a learned historian and perhaps a jurist, is celebrated in some of the extant works of Cicero for the equanimity with which he bore blindness; and we find from St. Jerome (in Epitaph. Nepotiani, Opp.
vol. iv. P. ii. p. 268, ed. Benedict.), that his patience was also recounted in the lost treatise de Consolatione.
His corporeal blindness did not quench his intellectual vision. Bereaved of sight and advanced in age, he still attended his duties, and spoke in the senate, and found means to write a Grecian history. Cicero states (Tusc. Disp.
5.38), that he also gave advice to his friends (nec amicis deliberantibus deerat
); and, on account of this expression, he has been ranked by some legal biographers among the Roman jurists.
In his old age, he adopted Cn. Aurelius Orestes, who consequently took the name of Aufidius in place of Aurelius.
This precedent has been quoted (Cic. pro Dom.

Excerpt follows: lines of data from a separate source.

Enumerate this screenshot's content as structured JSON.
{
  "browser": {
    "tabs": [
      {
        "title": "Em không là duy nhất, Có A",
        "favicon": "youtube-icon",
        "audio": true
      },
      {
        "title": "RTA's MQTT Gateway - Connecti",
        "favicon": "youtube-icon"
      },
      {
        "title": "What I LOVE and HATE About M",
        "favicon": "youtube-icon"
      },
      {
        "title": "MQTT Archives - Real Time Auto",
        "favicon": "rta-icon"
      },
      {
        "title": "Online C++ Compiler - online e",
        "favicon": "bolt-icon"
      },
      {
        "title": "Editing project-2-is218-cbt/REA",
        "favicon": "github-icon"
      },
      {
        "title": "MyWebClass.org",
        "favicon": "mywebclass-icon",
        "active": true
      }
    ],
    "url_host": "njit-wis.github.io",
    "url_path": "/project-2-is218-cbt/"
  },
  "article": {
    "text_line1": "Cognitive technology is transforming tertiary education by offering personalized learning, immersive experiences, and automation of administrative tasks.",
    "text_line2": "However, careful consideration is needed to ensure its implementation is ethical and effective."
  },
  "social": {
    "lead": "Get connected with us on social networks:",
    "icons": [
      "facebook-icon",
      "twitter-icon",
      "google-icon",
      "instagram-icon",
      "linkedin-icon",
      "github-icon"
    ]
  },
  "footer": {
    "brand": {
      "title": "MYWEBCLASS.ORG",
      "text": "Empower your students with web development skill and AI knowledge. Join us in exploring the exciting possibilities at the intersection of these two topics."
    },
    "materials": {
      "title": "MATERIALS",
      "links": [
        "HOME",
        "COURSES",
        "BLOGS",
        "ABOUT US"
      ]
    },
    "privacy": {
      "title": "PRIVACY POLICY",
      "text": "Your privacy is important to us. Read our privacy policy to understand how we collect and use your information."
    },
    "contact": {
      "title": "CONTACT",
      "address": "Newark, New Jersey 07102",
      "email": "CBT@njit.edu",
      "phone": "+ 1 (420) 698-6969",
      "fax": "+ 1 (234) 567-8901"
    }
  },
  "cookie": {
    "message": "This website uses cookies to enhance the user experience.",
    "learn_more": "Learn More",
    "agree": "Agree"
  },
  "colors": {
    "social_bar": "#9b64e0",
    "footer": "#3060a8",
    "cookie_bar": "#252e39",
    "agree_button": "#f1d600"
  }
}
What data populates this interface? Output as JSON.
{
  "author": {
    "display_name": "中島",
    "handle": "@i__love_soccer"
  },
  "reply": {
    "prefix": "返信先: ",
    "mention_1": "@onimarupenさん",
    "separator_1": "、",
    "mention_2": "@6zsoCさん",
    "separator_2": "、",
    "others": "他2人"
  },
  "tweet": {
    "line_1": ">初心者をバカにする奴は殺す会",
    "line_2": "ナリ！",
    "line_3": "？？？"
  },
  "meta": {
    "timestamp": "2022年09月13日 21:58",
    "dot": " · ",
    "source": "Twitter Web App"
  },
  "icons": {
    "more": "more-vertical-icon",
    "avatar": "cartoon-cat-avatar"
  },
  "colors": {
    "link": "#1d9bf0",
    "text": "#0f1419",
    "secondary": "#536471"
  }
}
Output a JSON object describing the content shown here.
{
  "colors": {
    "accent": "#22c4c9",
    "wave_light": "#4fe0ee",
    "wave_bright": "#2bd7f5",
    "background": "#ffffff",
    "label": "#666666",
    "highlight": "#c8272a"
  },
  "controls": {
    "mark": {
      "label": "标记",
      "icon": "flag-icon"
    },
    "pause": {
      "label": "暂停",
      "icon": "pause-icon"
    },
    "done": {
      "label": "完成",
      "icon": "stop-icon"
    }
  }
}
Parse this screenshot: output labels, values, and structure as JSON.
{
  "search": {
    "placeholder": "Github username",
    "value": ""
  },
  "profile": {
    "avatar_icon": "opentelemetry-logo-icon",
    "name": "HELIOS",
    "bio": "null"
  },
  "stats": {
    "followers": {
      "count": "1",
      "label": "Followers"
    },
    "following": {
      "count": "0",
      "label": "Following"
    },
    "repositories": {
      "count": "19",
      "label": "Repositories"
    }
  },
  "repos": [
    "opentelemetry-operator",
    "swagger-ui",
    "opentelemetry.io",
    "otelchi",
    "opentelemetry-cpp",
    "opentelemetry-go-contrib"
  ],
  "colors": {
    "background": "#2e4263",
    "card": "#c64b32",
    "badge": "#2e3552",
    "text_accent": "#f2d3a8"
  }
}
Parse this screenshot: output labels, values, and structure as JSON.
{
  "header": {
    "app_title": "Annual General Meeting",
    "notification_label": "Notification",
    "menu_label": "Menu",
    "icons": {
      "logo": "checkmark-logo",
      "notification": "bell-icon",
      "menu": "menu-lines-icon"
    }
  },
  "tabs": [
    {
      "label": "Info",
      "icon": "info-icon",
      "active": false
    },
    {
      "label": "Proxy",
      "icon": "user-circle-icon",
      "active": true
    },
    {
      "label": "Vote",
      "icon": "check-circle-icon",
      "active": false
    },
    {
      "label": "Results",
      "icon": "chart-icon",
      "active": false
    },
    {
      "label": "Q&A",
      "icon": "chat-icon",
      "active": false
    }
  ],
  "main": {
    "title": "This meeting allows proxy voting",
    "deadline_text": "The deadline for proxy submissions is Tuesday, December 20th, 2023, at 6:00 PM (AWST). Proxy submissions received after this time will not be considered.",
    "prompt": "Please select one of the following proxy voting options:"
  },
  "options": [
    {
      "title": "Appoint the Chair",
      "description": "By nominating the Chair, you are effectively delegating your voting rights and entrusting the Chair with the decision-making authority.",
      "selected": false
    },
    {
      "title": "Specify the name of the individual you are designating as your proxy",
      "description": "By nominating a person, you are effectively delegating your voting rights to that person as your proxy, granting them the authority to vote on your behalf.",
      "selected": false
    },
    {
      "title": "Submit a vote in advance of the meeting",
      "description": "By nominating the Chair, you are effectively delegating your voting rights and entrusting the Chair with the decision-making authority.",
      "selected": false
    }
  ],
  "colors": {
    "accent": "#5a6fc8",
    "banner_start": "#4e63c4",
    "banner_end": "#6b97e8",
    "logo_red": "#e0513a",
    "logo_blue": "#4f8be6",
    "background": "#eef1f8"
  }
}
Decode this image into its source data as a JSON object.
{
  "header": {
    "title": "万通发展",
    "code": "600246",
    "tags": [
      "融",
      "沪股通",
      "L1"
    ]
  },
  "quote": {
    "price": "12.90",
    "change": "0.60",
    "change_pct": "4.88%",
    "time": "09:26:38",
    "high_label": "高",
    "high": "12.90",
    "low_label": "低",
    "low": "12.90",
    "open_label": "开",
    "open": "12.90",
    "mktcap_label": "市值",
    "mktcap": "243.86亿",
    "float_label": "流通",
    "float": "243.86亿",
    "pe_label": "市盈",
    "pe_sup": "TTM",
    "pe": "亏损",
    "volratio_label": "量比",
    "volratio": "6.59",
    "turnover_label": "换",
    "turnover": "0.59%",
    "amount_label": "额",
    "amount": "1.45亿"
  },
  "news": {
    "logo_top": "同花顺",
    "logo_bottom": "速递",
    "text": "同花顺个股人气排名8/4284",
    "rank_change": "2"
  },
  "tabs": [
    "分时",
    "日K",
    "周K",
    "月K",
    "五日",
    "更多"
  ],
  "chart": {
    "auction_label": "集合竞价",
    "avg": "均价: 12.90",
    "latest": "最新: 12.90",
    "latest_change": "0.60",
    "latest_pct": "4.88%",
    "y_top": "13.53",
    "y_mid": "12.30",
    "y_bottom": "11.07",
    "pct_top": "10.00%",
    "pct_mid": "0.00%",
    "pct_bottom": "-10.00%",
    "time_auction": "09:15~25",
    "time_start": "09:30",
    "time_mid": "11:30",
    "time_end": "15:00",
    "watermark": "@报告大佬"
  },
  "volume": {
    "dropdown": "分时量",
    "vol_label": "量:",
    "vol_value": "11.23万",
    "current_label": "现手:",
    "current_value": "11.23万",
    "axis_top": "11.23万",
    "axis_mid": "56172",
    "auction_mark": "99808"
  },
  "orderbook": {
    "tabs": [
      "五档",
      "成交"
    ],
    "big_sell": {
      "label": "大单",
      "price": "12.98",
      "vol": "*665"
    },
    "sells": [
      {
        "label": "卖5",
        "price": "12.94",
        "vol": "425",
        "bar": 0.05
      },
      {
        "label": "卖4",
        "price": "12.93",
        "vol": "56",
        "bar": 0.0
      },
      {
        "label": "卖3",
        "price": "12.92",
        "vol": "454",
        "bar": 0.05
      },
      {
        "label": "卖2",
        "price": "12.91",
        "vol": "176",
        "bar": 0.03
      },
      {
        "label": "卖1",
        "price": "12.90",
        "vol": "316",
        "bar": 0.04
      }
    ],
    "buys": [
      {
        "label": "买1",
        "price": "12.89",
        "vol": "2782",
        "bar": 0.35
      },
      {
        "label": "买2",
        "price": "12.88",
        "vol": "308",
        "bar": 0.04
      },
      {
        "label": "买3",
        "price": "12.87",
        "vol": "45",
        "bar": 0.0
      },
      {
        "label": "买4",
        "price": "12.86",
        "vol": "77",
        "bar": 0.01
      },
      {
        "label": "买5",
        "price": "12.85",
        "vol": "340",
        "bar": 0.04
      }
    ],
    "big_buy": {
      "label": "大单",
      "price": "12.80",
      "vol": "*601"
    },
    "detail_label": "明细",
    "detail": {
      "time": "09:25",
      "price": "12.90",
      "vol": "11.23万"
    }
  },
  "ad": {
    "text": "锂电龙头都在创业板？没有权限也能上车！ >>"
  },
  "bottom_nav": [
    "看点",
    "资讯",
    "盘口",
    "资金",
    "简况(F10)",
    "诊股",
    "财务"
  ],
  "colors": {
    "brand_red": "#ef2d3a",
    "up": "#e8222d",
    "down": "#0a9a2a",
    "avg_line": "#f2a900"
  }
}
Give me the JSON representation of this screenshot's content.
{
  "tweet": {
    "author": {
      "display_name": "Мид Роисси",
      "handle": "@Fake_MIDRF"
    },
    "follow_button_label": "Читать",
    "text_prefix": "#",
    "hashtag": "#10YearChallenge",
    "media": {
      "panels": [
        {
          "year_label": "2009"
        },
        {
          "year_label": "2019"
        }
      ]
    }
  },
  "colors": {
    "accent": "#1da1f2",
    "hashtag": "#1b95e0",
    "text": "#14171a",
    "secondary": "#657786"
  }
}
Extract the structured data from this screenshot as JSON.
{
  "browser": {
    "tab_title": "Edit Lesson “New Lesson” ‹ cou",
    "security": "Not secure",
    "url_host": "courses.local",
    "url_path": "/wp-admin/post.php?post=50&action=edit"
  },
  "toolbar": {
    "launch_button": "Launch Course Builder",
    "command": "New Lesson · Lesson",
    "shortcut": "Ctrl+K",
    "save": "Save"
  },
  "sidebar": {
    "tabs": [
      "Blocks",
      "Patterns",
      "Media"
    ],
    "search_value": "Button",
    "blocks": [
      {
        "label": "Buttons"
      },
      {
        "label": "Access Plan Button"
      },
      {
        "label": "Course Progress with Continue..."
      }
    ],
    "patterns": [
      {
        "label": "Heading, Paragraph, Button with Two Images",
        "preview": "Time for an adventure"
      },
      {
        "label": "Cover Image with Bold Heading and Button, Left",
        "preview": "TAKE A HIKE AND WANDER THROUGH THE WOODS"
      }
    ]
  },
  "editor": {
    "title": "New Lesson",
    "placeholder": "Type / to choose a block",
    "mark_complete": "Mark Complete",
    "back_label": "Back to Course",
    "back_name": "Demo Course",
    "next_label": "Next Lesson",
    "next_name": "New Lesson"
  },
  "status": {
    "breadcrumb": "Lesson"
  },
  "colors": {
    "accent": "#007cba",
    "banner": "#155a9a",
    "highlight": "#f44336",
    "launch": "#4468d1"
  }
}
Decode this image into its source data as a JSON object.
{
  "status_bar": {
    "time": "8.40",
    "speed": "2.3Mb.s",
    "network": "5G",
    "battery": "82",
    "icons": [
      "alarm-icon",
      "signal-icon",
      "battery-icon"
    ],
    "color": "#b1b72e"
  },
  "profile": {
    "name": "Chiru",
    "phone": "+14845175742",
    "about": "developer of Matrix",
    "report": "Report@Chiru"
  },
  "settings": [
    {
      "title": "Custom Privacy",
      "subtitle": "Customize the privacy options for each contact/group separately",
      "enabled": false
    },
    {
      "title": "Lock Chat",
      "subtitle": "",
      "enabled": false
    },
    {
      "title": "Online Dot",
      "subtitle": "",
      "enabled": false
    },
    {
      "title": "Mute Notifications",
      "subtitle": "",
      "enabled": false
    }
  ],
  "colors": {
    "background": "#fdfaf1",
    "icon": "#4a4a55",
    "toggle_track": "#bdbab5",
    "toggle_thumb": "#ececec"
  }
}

13) to shew that the power of adopting does not legally depend on the power of begetting children. Aufidius was quaestor B. C. 119, tribunus plebis, B. C. 114, and finally praetor B. C. 108, about two years before the birth of Cicero, who, as a boy, was acquainted with the old blind scholar. (De Fin.